When you get to the first of the four hills – four and a half miles – with a steady increase in elevation interspersed with flats, it can fool runners.
“It’s four separate hills,” he said. “With the actual Heartbreak Hill being the last, steepest one.”
He trains with Heartbreak Hill Running Co. owner Dan Fitzgerald (a six-time marathoner), who is working with the Mass General Hospital team with which DiOrio is running. A friend of his is a nurse in the hospital’s pediatric oncology department.
“When I said I’m going to run, and I’m going to run Boston, I’m no near a qualifier … but she said MGH has teams,” he said. MGH has three separate teams, one for pediatric oncology, one for the emergency department and one for the veterans’ program Project Home Base.
“As a parent, and knowing people in my life who have kids who have suffered – and some that have died – from pediatric cancer, it’s not something that a lot of research funds go to,” he said of his reason for raising funds.
His run is dedicated to Maddie McCoy, whose mother is a regional theater performer DiOrio has worked with. Maddie had a soft-tissue cancer that matastisizes all over the body. She was diagnosed at age 10 and was 11 when she died, but throughout her illness continued with gymnastics and art.
“If you see kids suffering, you cannot help but be moved,” he said. “It just hit me.”
A singer, DiOrio has performed at a benefit for the nonprofit Maddie’s Promise last year. That has also led to his unique fundraising idea. For pledges of $25 or more, he records requests for his marathon playlist. He’s raised $6,500 so far – at least $2,000 has come from the playlist requests. Because he was a late entrant, MGH only required him to raise $500, but his personal goal had been $2,000. A lot more donations typically roll in during the last week before the race.
Donations can be made until Oct. 22 at givengain.com.
Some donors had asked for inspirational music, but others have been playing with his brain – asking for some songs that make DiOrio cringe. Some have chosen “Let It Go,” from “Frozen,” for example. His wife, who holds a degree in vocal pedagogy, found a musical based on “Silence of the Lambs” and requested a song from that.

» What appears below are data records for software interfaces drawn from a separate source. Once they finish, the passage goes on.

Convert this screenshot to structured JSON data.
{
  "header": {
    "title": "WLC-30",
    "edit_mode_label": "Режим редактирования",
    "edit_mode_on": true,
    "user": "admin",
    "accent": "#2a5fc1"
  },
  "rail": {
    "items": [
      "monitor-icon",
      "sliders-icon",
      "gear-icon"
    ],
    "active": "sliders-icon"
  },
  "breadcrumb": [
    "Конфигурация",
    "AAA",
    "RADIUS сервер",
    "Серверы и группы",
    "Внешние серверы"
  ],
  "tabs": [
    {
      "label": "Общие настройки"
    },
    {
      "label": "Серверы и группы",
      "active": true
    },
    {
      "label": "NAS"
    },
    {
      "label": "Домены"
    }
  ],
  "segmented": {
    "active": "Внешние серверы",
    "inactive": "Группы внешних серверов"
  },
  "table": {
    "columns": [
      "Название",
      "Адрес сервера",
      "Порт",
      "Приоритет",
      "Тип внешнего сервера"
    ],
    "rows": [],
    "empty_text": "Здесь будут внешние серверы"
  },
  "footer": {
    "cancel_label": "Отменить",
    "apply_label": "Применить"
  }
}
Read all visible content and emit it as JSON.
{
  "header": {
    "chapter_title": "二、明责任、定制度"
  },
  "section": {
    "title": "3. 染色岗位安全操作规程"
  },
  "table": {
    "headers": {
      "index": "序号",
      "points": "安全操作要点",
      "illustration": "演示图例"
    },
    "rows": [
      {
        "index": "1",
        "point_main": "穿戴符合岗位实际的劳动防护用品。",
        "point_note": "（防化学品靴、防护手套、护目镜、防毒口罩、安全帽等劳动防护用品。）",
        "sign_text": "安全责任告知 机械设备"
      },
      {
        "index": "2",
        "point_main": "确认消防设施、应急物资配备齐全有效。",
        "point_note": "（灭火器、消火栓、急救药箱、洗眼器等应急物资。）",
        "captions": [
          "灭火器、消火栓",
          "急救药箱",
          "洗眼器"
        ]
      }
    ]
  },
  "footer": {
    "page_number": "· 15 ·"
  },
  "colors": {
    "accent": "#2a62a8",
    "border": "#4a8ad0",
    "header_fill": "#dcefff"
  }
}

It was another friend who requested the extended-play earworm “It’s a Small World.”
“If you want to make me hate this run, I’ll take your money,” he said. “MGH is going to benefit. … I don’t care. My minor time of suffering through your garbage song is going to pale in comparison to some kid going through chemotherapy.”
“Guys and Dolls” is his favorite musical, though.
For the last week of his training, DiOrio is alternating between 12- and eight-mile runs maintaining his marathon goal pace as he tapers distance, having run 20 miles the Saturday before. He also does some treadmill work, including a program that mimics the hills.
There were off days on Wednesday and Friday – when he walks.
Listening choices range from podcasts on walks and everything from Beastie Boys, TLC, and Lady Gaga to Foo Fighters on runs.
“What I have found out, over time, is there are some songs that fit perfectly into my pace,” he says. “The mental stuff will come. Every marathoner I’ve spoken to says, ‘If you can run 20 [miles], you can run 26.’ But, with Boston, 20 is at the base of Heartbreak Hill.”
Nutrition is a challenge for any marathoner, but as a gastric bypass patient, DiOrio has to find big benefits in small amounts. Hyrogels, which are glycogene support gels, are one of those keys, as are “Clif Bloks”, 90-calorie glucose chews.
Carbo-loading before the race is also out of the question. He had also consulted his MGH gastric surgical team about whether the gels were tolerable for nutrition. They had to have a meeting about it before advising him which nutritional gels would work best for him.
“I’m learning,” he said. “I’ve already got people telling me about other marathons. My line to folks is, we’ll see if I survive this one.”